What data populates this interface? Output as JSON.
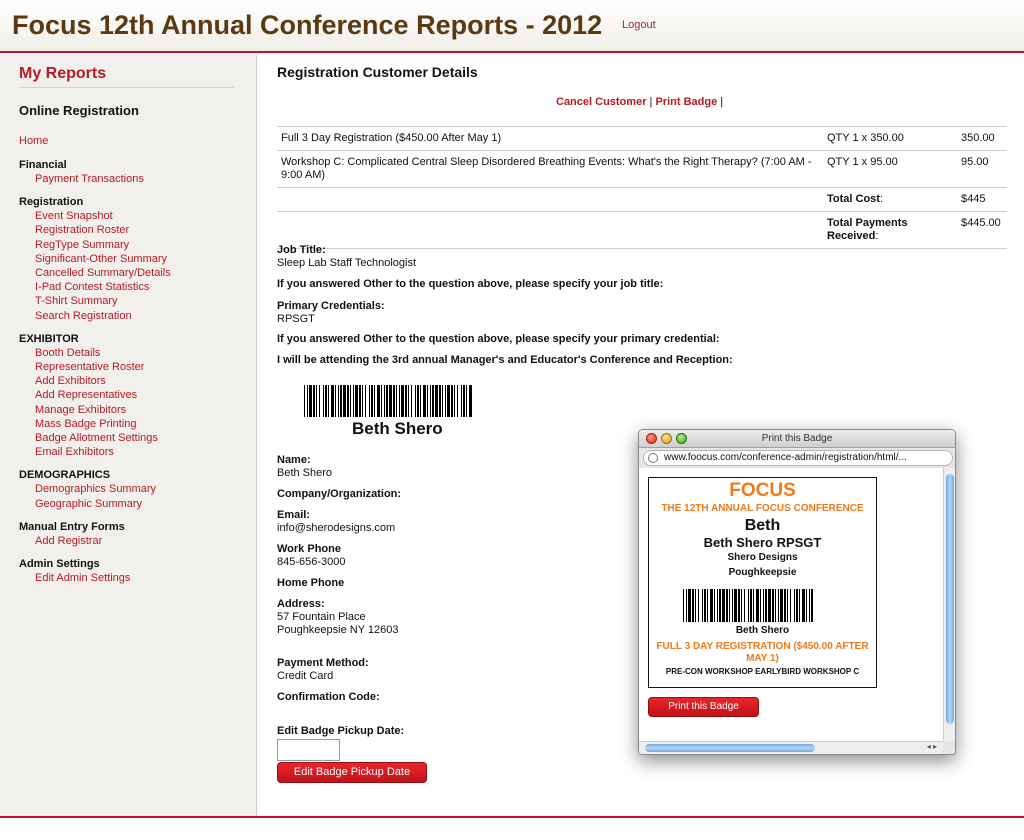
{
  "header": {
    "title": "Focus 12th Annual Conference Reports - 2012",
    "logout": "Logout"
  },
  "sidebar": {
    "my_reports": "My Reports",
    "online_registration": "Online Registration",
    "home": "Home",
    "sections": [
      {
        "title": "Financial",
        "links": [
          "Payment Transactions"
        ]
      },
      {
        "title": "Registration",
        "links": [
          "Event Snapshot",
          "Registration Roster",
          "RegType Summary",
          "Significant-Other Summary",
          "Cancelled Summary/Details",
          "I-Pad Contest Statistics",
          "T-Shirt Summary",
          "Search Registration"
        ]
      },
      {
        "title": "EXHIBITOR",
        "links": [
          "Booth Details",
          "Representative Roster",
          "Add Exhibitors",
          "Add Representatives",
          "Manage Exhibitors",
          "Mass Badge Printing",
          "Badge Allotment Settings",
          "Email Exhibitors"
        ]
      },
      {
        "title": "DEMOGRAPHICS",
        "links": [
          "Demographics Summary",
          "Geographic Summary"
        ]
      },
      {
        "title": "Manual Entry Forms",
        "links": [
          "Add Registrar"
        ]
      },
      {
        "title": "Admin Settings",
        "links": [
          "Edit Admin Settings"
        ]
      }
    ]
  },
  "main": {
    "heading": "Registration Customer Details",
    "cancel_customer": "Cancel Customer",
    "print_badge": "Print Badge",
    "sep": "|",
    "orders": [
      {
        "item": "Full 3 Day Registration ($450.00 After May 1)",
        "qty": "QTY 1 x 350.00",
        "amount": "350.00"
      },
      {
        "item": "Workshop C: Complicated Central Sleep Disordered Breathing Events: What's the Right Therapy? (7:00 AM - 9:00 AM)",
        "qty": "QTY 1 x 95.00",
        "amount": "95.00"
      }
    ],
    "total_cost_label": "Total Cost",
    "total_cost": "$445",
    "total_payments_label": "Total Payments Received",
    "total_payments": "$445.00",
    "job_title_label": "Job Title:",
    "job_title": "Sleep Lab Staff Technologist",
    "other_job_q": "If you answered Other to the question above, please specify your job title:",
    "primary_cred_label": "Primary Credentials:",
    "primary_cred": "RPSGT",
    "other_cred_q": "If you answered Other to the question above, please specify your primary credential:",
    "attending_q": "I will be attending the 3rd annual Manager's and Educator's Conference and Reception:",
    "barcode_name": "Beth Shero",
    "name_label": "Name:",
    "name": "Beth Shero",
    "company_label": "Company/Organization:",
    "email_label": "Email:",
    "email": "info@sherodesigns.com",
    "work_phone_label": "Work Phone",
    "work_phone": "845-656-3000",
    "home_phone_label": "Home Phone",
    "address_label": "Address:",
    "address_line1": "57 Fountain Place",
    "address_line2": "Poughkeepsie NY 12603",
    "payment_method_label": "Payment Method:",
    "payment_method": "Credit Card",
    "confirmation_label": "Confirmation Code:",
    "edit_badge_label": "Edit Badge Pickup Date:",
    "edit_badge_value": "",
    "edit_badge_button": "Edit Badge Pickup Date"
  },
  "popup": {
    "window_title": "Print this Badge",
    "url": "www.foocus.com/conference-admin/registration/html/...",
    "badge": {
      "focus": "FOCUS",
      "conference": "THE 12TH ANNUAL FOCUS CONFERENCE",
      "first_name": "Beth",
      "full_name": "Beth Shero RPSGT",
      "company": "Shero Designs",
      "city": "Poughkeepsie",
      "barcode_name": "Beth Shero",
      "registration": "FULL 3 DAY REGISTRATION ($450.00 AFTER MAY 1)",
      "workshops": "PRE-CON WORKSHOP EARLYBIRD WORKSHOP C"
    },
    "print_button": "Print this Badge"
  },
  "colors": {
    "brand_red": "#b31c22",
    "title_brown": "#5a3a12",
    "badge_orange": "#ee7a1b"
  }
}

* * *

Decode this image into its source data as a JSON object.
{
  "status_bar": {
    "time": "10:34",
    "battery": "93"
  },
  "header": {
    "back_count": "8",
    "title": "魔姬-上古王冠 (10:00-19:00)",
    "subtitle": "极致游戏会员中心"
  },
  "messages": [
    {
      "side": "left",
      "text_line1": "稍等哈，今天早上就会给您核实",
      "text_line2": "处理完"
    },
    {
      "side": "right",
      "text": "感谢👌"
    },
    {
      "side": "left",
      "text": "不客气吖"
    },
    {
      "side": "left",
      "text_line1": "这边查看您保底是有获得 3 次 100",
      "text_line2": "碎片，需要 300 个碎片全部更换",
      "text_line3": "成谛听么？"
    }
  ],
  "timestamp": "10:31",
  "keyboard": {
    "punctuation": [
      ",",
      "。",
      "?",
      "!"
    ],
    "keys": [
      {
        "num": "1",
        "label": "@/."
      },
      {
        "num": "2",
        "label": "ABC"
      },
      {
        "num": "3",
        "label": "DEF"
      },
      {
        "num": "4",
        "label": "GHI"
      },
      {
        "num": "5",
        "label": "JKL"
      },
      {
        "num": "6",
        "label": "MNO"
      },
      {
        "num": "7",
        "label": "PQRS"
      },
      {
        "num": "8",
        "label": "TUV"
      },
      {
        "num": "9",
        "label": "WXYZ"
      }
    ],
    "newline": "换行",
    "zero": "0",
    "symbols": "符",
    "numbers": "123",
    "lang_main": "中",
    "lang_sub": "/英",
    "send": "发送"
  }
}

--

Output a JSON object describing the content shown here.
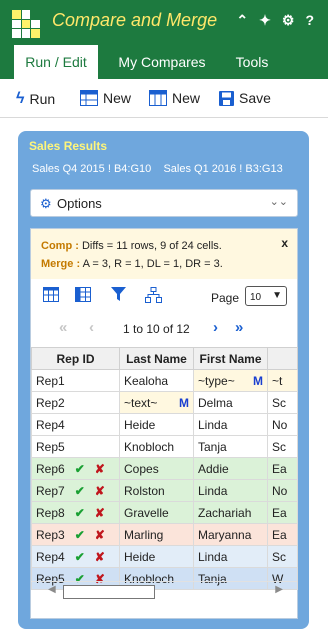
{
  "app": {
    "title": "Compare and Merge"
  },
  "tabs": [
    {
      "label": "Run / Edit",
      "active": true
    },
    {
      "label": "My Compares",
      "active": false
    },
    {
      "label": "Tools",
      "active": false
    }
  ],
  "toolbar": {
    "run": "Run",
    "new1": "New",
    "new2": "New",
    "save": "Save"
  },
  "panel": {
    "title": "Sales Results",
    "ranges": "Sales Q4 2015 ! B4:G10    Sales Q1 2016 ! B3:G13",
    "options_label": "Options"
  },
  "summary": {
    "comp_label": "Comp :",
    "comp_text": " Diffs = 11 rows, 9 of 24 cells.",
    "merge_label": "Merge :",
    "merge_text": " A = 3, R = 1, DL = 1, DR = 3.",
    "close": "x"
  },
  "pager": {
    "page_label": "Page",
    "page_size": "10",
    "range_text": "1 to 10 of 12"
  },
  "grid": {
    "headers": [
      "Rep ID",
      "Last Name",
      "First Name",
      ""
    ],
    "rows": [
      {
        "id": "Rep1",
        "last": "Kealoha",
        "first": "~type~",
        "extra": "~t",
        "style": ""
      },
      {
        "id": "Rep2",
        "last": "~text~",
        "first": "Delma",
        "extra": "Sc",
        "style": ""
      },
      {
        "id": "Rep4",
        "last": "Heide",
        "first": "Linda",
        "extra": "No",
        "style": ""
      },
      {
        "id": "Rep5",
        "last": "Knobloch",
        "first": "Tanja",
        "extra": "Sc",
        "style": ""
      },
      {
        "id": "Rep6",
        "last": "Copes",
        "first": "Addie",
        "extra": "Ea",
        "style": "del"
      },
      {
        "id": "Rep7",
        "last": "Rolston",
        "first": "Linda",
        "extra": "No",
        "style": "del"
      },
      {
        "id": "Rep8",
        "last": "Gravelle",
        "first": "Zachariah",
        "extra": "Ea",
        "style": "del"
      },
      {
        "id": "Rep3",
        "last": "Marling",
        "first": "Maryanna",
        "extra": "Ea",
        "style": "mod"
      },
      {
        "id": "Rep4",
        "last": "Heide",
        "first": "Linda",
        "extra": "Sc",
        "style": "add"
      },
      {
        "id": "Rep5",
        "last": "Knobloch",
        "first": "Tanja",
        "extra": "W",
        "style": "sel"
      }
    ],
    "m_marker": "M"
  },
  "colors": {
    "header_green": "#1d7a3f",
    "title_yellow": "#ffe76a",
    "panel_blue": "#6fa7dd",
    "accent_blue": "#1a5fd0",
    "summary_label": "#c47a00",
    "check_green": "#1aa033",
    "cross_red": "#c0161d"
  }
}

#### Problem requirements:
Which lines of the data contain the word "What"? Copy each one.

#### Answer area:
What data populates this interface? Output as JSON.
        "item": "Workshop C: Complicated Central Sleep Disordered Breathing Events: What's the Right Therapy? (7:00 AM - 9:00 AM)",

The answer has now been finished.